- **TO DO**
For each line below, return an exact copy.

- **PROVIDED DATA**
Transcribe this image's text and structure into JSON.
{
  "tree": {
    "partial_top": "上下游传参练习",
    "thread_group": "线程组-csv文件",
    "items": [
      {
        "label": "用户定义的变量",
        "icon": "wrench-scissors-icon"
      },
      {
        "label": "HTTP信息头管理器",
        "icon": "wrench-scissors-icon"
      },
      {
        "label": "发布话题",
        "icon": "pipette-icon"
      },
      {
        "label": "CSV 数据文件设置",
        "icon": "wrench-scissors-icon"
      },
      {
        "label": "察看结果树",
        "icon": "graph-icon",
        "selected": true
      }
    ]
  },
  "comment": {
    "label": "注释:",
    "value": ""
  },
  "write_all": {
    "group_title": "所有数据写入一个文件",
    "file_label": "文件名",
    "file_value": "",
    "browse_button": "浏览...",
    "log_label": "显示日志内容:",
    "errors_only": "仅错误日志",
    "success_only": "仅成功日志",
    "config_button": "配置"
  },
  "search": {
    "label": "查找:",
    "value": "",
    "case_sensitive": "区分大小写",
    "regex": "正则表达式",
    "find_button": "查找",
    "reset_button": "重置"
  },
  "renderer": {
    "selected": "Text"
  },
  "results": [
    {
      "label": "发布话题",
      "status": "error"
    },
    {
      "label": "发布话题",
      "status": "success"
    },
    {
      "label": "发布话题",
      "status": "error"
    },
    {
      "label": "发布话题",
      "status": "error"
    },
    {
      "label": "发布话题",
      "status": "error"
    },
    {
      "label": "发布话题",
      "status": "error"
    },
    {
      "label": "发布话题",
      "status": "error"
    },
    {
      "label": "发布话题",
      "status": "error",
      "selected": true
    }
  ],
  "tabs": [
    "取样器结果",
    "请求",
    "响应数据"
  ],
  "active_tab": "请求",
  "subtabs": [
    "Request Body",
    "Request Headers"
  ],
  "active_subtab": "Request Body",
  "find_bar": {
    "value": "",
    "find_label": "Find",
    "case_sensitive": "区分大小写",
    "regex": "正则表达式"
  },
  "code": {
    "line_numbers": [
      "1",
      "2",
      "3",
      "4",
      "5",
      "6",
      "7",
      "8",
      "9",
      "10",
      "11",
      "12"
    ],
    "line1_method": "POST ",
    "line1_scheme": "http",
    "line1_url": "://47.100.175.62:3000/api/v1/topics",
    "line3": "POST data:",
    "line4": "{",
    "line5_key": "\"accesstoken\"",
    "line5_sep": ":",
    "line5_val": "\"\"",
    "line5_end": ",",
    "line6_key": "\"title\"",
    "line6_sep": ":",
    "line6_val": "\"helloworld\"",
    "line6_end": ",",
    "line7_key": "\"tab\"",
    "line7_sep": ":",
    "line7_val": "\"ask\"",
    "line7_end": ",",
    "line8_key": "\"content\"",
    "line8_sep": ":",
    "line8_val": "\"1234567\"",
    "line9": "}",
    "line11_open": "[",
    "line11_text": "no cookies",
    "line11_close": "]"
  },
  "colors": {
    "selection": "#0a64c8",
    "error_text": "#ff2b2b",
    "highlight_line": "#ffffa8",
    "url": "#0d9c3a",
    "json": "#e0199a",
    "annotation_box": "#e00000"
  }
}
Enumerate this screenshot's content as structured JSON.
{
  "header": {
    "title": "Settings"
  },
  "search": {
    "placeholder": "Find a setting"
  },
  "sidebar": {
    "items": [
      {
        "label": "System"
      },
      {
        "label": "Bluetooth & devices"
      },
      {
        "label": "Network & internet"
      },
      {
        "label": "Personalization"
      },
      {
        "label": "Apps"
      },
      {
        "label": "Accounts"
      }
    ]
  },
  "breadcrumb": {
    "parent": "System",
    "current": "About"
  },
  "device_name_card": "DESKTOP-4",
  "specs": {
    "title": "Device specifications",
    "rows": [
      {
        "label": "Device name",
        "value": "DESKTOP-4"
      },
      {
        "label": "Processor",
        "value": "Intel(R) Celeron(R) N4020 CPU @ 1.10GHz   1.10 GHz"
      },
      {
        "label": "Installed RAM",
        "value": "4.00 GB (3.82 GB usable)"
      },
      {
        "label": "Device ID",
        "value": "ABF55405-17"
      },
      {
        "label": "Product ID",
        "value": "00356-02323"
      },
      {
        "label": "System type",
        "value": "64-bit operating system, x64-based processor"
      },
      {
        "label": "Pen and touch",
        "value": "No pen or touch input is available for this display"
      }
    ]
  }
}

- **ANSWER SECTION**
Transcribe this image's text and structure into JSON.
{
  "tree": {
    "partial_top": "上下游传参练习",
    "thread_group": "线程组-csv文件",
    "items": [
      {
        "label": "用户定义的变量",
        "icon": "wrench-scissors-icon"
      },
      {
        "label": "HTTP信息头管理器",
        "icon": "wrench-scissors-icon"
      },
      {
        "label": "发布话题",
        "icon": "pipette-icon"
      },
      {
        "label": "CSV 数据文件设置",
        "icon": "wrench-scissors-icon"
      },
      {
        "label": "察看结果树",
        "icon": "graph-icon",
        "selected": true
      }
    ]
  },
  "comment": {
    "label": "注释:",
    "value": ""
  },
  "write_all": {
    "group_title": "所有数据写入一个文件",
    "file_label": "文件名",
    "file_value": "",
    "browse_button": "浏览...",
    "log_label": "显示日志内容:",
    "errors_only": "仅错误日志",
    "success_only": "仅成功日志",
    "config_button": "配置"
  },
  "search": {
    "label": "查找:",
    "value": "",
    "case_sensitive": "区分大小写",
    "regex": "正则表达式",
    "find_button": "查找",
    "reset_button": "重置"
  },
  "renderer": {
    "selected": "Text"
  },
  "results": [
    {
      "label": "发布话题",
      "status": "error"
    },
    {
      "label": "发布话题",
      "status": "success"
    },
    {
      "label": "发布话题",
      "status": "error"
    },
    {
      "label": "发布话题",
      "status": "error"
    },
    {
      "label": "发布话题",
      "status": "error"
    },
    {
      "label": "发布话题",
      "status": "error"
    },
    {
      "label": "发布话题",
      "status": "error"
    },
    {
      "label": "发布话题",
      "status": "error",
      "selected": true
    }
  ],
  "tabs": [
    "取样器结果",
    "请求",
    "响应数据"
  ],
  "active_tab": "请求",
  "subtabs": [
    "Request Body",
    "Request Headers"
  ],
  "active_subtab": "Request Body",
  "find_bar": {
    "value": "",
    "find_label": "Find",
    "case_sensitive": "区分大小写",
    "regex": "正则表达式"
  },
  "code": {
    "line_numbers": [
      "1",
      "2",
      "3",
      "4",
      "5",
      "6",
      "7",
      "8",
      "9",
      "10",
      "11",
      "12"
    ],
    "line1_method": "POST ",
    "line1_scheme": "http",
    "line1_url": "://47.100.175.62:3000/api/v1/topics",
    "line3": "POST data:",
    "line4": "{",
    "line5_key": "\"accesstoken\"",
    "line5_sep": ":",
    "line5_val": "\"\"",
    "line5_end": ",",
    "line6_key": "\"title\"",
    "line6_sep": ":",
    "line6_val": "\"helloworld\"",
    "line6_end": ",",
    "line7_key": "\"tab\"",
    "line7_sep": ":",
    "line7_val": "\"ask\"",
    "line7_end": ",",
    "line8_key": "\"content\"",
    "line8_sep": ":",
    "line8_val": "\"1234567\"",
    "line9": "}",
    "line11_open": "[",
    "line11_text": "no cookies",
    "line11_close": "]"
  },
  "colors": {
    "selection": "#0a64c8",
    "error_text": "#ff2b2b",
    "highlight_line": "#ffffa8",
    "url": "#0d9c3a",
    "json": "#e0199a",
    "annotation_box": "#e00000"
  }
}
Enumerate this screenshot's content as structured JSON.
{
  "header": {
    "title": "Settings"
  },
  "search": {
    "placeholder": "Find a setting"
  },
  "sidebar": {
    "items": [
      {
        "label": "System"
      },
      {
        "label": "Bluetooth & devices"
      },
      {
        "label": "Network & internet"
      },
      {
        "label": "Personalization"
      },
      {
        "label": "Apps"
      },
      {
        "label": "Accounts"
      }
    ]
  },
  "breadcrumb": {
    "parent": "System",
    "current": "About"
  },
  "device_name_card": "DESKTOP-4",
  "specs": {
    "title": "Device specifications",
    "rows": [
      {
        "label": "Device name",
        "value": "DESKTOP-4"
      },
      {
        "label": "Processor",
        "value": "Intel(R) Celeron(R) N4020 CPU @ 1.10GHz   1.10 GHz"
      },
      {
        "label": "Installed RAM",
        "value": "4.00 GB (3.82 GB usable)"
      },
      {
        "label": "Device ID",
        "value": "ABF55405-17"
      },
      {
        "label": "Product ID",
        "value": "00356-02323"
      },
      {
        "label": "System type",
        "value": "64-bit operating system, x64-based processor"
      },
      {
        "label": "Pen and touch",
        "value": "No pen or touch input is available for this display"
      }
    ]
  }
}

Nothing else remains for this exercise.